[Element data from apps and pages]
=== Section Start ===

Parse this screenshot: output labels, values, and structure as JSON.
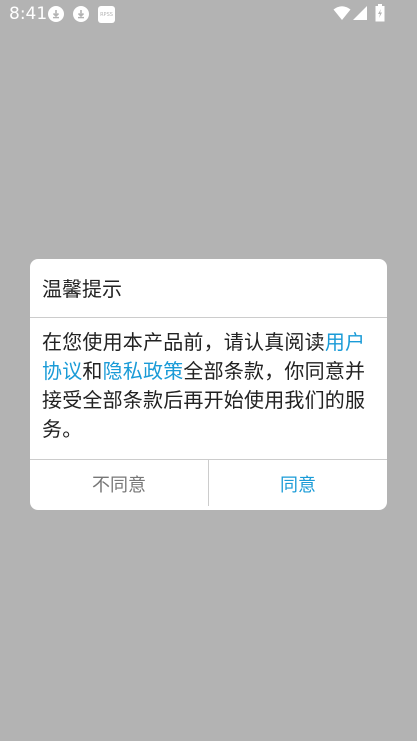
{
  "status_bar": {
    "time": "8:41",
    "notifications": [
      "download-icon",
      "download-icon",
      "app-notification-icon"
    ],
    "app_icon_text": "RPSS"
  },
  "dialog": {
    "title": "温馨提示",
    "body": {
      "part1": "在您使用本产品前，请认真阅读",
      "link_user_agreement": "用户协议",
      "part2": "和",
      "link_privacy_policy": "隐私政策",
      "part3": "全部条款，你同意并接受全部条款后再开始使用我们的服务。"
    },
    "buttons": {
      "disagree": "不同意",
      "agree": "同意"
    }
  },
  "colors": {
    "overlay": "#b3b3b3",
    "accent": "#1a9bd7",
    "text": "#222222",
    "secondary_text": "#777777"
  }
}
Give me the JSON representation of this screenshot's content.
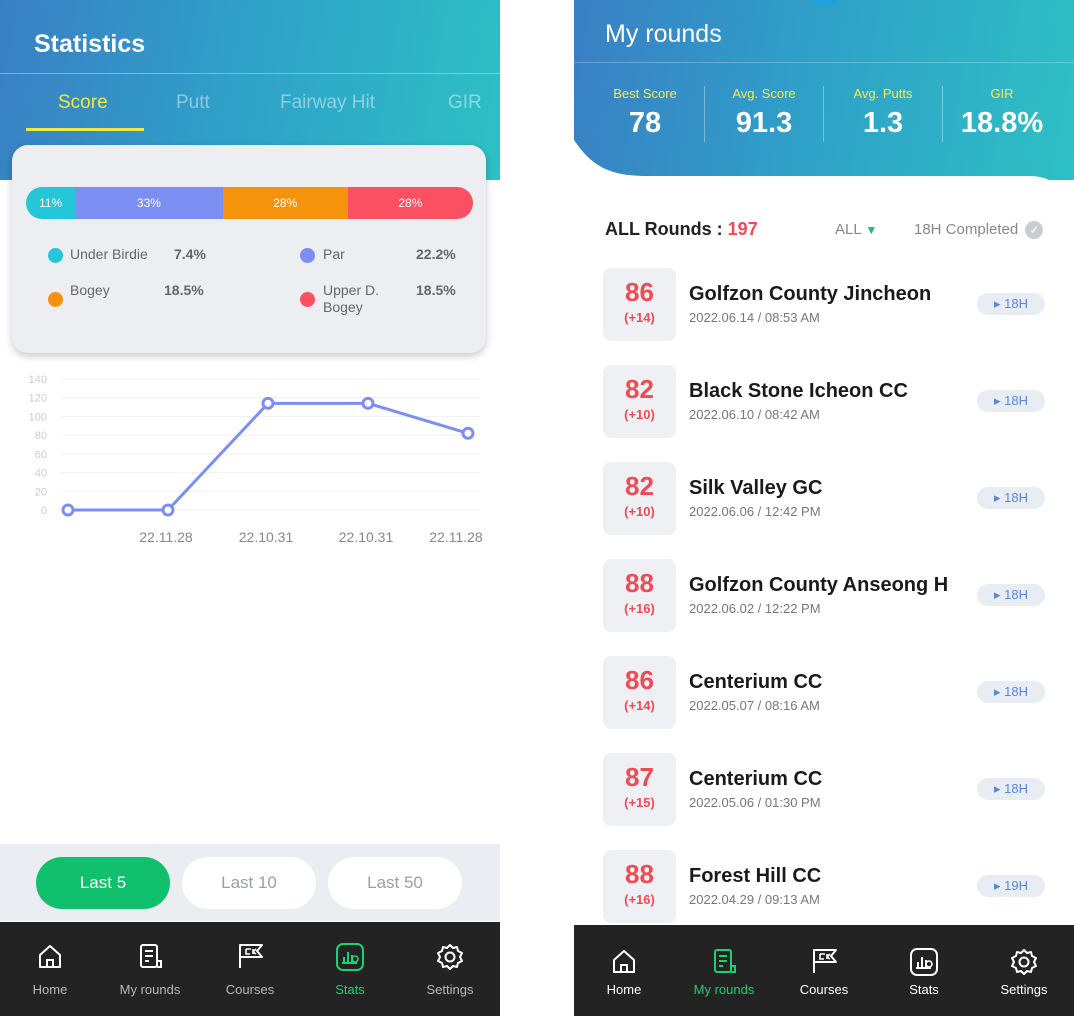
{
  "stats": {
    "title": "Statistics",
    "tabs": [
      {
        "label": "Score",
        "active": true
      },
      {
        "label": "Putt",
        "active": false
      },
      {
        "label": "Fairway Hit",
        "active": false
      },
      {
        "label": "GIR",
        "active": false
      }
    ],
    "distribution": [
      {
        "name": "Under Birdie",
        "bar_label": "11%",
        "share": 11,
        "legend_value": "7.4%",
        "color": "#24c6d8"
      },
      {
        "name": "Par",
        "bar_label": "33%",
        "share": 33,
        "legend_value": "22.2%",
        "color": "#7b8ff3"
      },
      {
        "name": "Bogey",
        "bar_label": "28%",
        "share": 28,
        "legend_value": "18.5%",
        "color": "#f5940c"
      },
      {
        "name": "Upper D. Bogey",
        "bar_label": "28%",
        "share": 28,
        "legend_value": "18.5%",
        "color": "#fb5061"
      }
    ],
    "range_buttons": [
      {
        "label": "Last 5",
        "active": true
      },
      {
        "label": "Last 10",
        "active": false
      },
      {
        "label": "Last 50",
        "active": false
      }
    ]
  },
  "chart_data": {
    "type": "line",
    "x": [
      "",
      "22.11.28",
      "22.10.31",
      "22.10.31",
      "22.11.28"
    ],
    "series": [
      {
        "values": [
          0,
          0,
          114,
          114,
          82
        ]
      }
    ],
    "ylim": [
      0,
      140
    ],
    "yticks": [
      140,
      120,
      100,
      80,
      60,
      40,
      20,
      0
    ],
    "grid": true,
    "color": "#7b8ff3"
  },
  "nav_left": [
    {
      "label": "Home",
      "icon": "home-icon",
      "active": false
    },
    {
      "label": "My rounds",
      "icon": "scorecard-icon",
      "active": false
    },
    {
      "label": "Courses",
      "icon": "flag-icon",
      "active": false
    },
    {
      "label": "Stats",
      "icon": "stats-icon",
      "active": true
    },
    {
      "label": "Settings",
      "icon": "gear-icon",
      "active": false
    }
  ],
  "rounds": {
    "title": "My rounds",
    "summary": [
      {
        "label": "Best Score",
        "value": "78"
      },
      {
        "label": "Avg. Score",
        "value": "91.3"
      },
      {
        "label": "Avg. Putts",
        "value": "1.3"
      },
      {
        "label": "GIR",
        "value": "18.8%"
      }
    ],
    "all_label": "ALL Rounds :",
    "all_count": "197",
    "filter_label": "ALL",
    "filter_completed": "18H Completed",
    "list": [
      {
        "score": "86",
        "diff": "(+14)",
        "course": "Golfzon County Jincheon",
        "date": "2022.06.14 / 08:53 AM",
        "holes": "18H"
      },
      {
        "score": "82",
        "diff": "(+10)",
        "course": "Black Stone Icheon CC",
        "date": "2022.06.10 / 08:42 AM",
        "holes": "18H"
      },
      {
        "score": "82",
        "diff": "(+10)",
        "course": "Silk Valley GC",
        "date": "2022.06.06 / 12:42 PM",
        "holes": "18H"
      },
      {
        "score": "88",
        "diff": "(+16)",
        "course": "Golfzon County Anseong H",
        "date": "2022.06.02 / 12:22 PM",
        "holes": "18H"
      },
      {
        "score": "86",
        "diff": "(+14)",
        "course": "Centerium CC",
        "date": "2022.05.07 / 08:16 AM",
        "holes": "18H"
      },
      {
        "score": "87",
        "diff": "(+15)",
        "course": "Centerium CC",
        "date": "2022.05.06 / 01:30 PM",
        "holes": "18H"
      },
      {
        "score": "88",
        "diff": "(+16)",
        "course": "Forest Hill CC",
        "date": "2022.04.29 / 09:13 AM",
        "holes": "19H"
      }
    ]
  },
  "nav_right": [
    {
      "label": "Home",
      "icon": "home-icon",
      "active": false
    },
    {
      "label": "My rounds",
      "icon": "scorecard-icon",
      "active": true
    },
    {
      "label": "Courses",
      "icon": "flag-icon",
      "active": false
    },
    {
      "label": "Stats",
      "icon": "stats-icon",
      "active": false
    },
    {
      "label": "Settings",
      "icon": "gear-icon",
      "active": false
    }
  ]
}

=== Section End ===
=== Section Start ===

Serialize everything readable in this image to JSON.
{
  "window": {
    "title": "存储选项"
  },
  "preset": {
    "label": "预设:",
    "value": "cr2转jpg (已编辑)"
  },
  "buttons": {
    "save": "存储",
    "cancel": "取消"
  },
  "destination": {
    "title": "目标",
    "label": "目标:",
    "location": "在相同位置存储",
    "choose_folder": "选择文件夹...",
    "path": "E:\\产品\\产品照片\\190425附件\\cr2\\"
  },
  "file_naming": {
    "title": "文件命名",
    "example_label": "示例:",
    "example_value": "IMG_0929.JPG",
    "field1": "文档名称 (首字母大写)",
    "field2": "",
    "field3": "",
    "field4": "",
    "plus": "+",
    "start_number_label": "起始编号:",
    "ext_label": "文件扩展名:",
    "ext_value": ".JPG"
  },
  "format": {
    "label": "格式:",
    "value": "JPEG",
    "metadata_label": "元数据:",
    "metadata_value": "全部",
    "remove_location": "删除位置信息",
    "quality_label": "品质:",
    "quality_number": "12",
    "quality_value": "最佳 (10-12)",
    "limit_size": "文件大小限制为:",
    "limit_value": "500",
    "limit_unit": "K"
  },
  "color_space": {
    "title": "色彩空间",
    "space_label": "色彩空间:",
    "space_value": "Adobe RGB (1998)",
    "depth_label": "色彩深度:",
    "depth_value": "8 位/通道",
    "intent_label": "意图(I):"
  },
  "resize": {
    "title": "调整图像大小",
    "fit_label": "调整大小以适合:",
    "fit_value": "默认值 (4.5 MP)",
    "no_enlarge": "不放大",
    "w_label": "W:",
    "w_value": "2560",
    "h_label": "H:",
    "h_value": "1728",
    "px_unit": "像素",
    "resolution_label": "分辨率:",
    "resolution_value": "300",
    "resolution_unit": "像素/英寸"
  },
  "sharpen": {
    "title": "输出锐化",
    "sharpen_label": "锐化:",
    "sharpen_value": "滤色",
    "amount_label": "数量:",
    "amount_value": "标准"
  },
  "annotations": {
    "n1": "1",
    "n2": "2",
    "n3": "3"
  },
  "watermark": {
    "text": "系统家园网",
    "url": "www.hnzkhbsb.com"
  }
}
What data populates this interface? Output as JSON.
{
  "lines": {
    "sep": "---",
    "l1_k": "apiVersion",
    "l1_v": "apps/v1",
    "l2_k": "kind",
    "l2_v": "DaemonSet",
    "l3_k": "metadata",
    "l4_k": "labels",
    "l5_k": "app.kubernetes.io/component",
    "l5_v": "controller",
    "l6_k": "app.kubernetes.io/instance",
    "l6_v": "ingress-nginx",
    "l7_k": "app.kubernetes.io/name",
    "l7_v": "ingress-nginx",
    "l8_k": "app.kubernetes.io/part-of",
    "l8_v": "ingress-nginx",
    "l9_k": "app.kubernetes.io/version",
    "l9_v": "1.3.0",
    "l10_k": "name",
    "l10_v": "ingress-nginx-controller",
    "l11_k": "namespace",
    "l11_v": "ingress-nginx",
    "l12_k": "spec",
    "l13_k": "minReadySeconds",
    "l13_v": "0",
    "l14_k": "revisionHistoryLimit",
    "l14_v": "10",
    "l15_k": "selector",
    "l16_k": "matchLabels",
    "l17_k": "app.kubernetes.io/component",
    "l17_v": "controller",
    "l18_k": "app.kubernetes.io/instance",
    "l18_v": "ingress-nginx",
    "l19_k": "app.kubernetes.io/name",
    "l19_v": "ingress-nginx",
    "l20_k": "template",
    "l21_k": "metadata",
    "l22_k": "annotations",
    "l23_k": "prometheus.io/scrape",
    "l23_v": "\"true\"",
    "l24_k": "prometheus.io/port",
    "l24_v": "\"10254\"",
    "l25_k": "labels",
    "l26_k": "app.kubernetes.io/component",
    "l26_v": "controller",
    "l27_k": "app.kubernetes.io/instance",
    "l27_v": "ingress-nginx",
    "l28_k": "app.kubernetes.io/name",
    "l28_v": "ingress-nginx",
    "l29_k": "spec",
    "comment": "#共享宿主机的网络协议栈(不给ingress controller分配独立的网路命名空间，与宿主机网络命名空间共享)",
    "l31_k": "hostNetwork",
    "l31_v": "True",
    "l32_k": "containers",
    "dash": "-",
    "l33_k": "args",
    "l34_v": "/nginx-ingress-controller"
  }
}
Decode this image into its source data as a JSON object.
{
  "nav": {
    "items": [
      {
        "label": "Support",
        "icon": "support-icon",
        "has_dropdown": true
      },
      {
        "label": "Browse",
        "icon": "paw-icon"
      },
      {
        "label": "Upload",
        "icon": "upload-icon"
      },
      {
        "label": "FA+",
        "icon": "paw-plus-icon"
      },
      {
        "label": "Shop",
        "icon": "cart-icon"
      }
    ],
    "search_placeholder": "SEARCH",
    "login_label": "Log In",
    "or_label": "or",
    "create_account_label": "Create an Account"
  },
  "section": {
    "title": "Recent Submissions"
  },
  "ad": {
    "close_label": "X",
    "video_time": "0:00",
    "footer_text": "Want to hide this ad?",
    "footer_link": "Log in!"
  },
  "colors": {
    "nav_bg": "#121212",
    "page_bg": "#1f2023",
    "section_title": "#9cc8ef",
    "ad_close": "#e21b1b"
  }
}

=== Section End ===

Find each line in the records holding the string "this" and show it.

Parse this screenshot: output labels, values, and structure as JSON.
Give me the JSON representation of this screenshot's content.
Serialize everything readable in this image to JSON.
What data populates this interface? Output as JSON.
Decode this image into its source data as a JSON object.
    "footer_text": "Want to hide this ad?",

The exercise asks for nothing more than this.